How to complete this task:
Search the records for "date". Report every line where it occurs.

======== Information shown

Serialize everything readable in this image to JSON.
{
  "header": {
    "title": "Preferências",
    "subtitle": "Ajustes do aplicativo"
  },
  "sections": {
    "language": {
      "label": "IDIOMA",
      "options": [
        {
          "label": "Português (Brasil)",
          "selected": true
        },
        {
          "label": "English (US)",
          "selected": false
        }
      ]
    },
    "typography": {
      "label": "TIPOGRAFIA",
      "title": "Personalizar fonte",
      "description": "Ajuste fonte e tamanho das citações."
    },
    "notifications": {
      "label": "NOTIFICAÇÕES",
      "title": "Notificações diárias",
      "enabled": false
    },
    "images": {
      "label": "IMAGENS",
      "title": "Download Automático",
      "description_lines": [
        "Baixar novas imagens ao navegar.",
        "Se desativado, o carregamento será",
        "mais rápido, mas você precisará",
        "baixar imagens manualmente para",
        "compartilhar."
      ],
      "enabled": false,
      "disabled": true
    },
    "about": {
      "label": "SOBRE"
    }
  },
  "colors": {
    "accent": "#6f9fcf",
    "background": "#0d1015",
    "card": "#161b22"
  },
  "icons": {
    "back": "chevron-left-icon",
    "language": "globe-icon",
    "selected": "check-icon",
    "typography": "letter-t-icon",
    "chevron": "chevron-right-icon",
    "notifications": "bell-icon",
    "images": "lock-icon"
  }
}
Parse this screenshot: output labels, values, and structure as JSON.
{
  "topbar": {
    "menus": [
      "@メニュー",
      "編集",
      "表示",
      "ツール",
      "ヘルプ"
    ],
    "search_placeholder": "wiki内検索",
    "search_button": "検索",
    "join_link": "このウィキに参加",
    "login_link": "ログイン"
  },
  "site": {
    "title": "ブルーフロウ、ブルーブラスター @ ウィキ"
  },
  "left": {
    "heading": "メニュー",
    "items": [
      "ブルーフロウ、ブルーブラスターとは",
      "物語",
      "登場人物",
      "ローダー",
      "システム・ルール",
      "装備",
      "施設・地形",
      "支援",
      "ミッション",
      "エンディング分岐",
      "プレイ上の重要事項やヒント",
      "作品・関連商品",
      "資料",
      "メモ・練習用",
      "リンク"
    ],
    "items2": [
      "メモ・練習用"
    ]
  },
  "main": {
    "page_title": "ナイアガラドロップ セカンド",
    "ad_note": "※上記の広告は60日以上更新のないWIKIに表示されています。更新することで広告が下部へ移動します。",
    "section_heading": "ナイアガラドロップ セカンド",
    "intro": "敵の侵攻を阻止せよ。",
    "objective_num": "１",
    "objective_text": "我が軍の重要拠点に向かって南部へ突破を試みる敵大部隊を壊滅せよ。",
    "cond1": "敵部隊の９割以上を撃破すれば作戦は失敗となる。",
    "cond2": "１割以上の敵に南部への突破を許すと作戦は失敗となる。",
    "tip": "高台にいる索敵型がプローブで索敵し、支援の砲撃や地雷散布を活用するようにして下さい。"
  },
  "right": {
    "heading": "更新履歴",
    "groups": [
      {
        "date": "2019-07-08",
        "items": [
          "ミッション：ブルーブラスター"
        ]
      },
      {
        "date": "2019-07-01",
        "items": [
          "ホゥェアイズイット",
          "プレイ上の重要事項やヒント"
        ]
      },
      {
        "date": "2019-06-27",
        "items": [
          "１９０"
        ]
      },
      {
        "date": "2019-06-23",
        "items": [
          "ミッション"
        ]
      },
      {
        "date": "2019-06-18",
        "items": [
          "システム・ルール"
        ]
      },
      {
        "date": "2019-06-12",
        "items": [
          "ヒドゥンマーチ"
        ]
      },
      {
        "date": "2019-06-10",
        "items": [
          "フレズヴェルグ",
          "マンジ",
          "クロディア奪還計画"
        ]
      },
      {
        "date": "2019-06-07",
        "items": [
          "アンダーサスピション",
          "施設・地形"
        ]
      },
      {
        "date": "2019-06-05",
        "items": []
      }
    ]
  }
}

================

Answer to this exercise:
        "date": "2019-07-08",
        "date": "2019-07-01",
        "date": "2019-06-27",
        "date": "2019-06-23",
        "date": "2019-06-18",
        "date": "2019-06-12",
        "date": "2019-06-10",
        "date": "2019-06-07",
        "date": "2019-06-05",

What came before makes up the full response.